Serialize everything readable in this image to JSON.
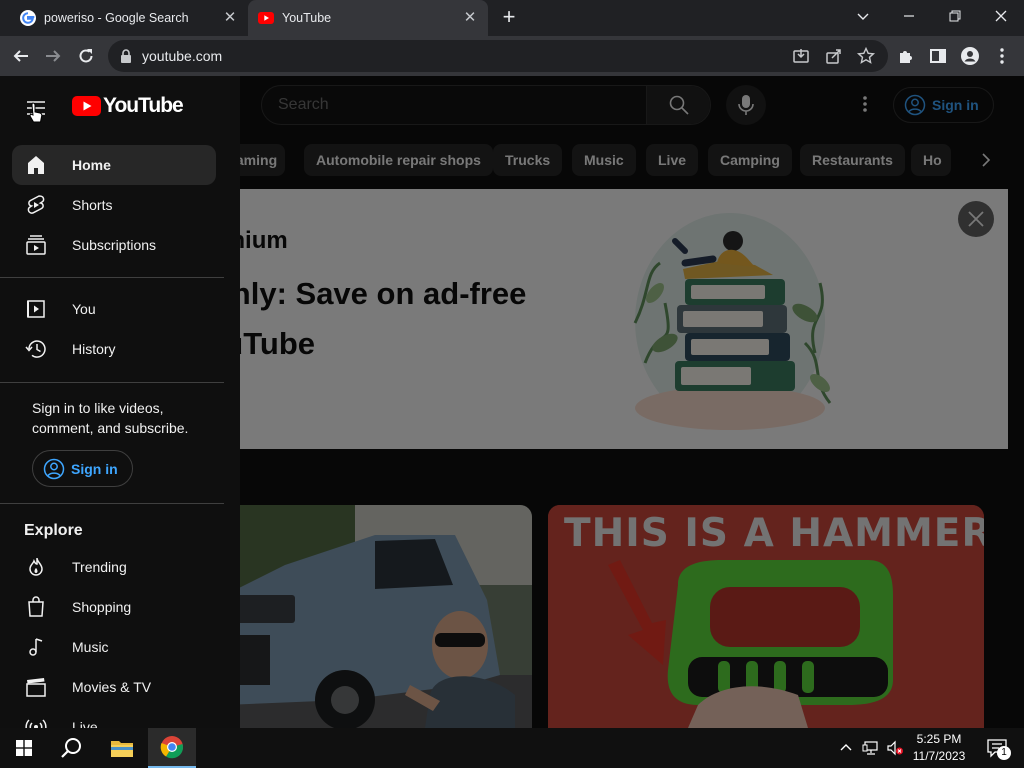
{
  "browser": {
    "tabs": [
      {
        "title": "poweriso - Google Search",
        "favicon": "google-icon"
      },
      {
        "title": "YouTube",
        "favicon": "youtube-icon",
        "active": true
      }
    ],
    "url": "youtube.com"
  },
  "youtube": {
    "logo_text": "YouTube",
    "search_placeholder": "Search",
    "signin_label": "Sign in",
    "chips": [
      "Gaming",
      "Automobile repair shops",
      "Trucks",
      "Music",
      "Live",
      "Camping",
      "Restaurants",
      "Ho"
    ],
    "banner": {
      "brand": "Premium",
      "headline": "s only: Save on ad-free YouTube"
    },
    "thumbnails": [
      {
        "caption": ""
      },
      {
        "caption": "THIS IS A HAMMER"
      }
    ]
  },
  "sidebar": {
    "primary": [
      {
        "label": "Home",
        "icon": "home-icon",
        "active": true
      },
      {
        "label": "Shorts",
        "icon": "shorts-icon"
      },
      {
        "label": "Subscriptions",
        "icon": "subscriptions-icon"
      }
    ],
    "secondary": [
      {
        "label": "You",
        "icon": "you-icon"
      },
      {
        "label": "History",
        "icon": "history-icon"
      }
    ],
    "signin_prompt": "Sign in to like videos, comment, and subscribe.",
    "signin_label": "Sign in",
    "explore_title": "Explore",
    "explore": [
      {
        "label": "Trending",
        "icon": "trending-icon"
      },
      {
        "label": "Shopping",
        "icon": "shopping-icon"
      },
      {
        "label": "Music",
        "icon": "music-icon"
      },
      {
        "label": "Movies & TV",
        "icon": "movies-icon"
      },
      {
        "label": "Live",
        "icon": "live-icon"
      }
    ]
  },
  "taskbar": {
    "time": "5:25 PM",
    "date": "11/7/2023",
    "notification_count": "1"
  },
  "colors": {
    "youtube_red": "#ff0000",
    "link_blue": "#3ea6ff",
    "page_bg": "#0f0f0f"
  }
}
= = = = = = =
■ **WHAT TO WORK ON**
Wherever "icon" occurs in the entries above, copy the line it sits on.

■ **THE ANSWER**
        "favicon": "google-icon"
        "favicon": "youtube-icon",
        "icon": "home-icon",
        "icon": "shorts-icon"
        "icon": "subscriptions-icon"
        "icon": "you-icon"
        "icon": "history-icon"
        "icon": "trending-icon"
        "icon": "shopping-icon"
        "icon": "music-icon"
        "icon": "movies-icon"
        "icon": "live-icon"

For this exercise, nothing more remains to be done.